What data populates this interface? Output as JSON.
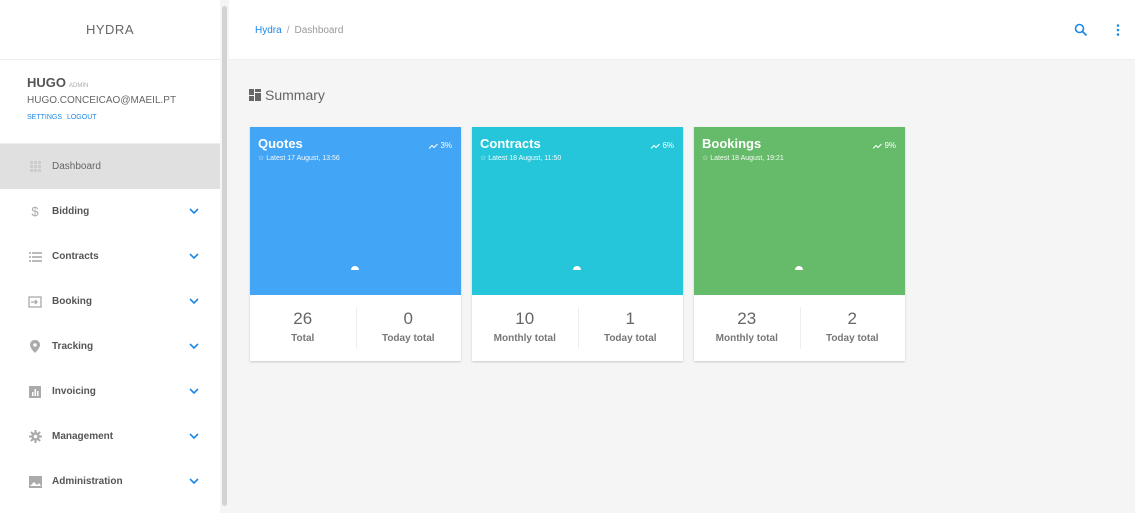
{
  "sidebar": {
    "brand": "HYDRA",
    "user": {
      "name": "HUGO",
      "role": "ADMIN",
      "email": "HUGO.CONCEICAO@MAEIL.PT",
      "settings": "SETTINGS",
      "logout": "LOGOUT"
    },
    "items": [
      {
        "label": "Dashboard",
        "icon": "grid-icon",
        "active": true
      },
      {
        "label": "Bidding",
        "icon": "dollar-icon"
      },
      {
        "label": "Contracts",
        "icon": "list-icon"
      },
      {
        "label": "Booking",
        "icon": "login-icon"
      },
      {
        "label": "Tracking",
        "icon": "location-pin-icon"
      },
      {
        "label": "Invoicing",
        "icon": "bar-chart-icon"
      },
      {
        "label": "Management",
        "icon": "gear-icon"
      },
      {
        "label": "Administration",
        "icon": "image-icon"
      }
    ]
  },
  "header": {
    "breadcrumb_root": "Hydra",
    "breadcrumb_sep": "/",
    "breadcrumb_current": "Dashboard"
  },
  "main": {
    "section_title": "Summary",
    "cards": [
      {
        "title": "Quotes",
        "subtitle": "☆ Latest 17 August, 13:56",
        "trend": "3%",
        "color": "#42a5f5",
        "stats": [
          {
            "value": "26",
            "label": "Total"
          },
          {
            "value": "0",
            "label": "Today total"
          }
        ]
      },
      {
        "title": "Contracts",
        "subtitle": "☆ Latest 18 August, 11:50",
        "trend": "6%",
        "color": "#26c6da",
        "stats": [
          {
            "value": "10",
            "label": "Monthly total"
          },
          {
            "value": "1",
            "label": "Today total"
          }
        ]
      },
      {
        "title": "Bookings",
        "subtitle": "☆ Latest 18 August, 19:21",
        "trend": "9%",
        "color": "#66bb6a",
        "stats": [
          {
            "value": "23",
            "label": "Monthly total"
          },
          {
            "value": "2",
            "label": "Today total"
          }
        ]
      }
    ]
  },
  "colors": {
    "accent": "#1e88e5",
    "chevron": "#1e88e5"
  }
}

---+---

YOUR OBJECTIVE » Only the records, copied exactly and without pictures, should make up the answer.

TASK SOLUTION »
What data populates this interface? Output as JSON.
{
  "sidebar": {
    "brand": "HYDRA",
    "user": {
      "name": "HUGO",
      "role": "ADMIN",
      "email": "HUGO.CONCEICAO@MAEIL.PT",
      "settings": "SETTINGS",
      "logout": "LOGOUT"
    },
    "items": [
      {
        "label": "Dashboard",
        "icon": "grid-icon",
        "active": true
      },
      {
        "label": "Bidding",
        "icon": "dollar-icon"
      },
      {
        "label": "Contracts",
        "icon": "list-icon"
      },
      {
        "label": "Booking",
        "icon": "login-icon"
      },
      {
        "label": "Tracking",
        "icon": "location-pin-icon"
      },
      {
        "label": "Invoicing",
        "icon": "bar-chart-icon"
      },
      {
        "label": "Management",
        "icon": "gear-icon"
      },
      {
        "label": "Administration",
        "icon": "image-icon"
      }
    ]
  },
  "header": {
    "breadcrumb_root": "Hydra",
    "breadcrumb_sep": "/",
    "breadcrumb_current": "Dashboard"
  },
  "main": {
    "section_title": "Summary",
    "cards": [
      {
        "title": "Quotes",
        "subtitle": "☆ Latest 17 August, 13:56",
        "trend": "3%",
        "color": "#42a5f5",
        "stats": [
          {
            "value": "26",
            "label": "Total"
          },
          {
            "value": "0",
            "label": "Today total"
          }
        ]
      },
      {
        "title": "Contracts",
        "subtitle": "☆ Latest 18 August, 11:50",
        "trend": "6%",
        "color": "#26c6da",
        "stats": [
          {
            "value": "10",
            "label": "Monthly total"
          },
          {
            "value": "1",
            "label": "Today total"
          }
        ]
      },
      {
        "title": "Bookings",
        "subtitle": "☆ Latest 18 August, 19:21",
        "trend": "9%",
        "color": "#66bb6a",
        "stats": [
          {
            "value": "23",
            "label": "Monthly total"
          },
          {
            "value": "2",
            "label": "Today total"
          }
        ]
      }
    ]
  },
  "colors": {
    "accent": "#1e88e5",
    "chevron": "#1e88e5"
  }
}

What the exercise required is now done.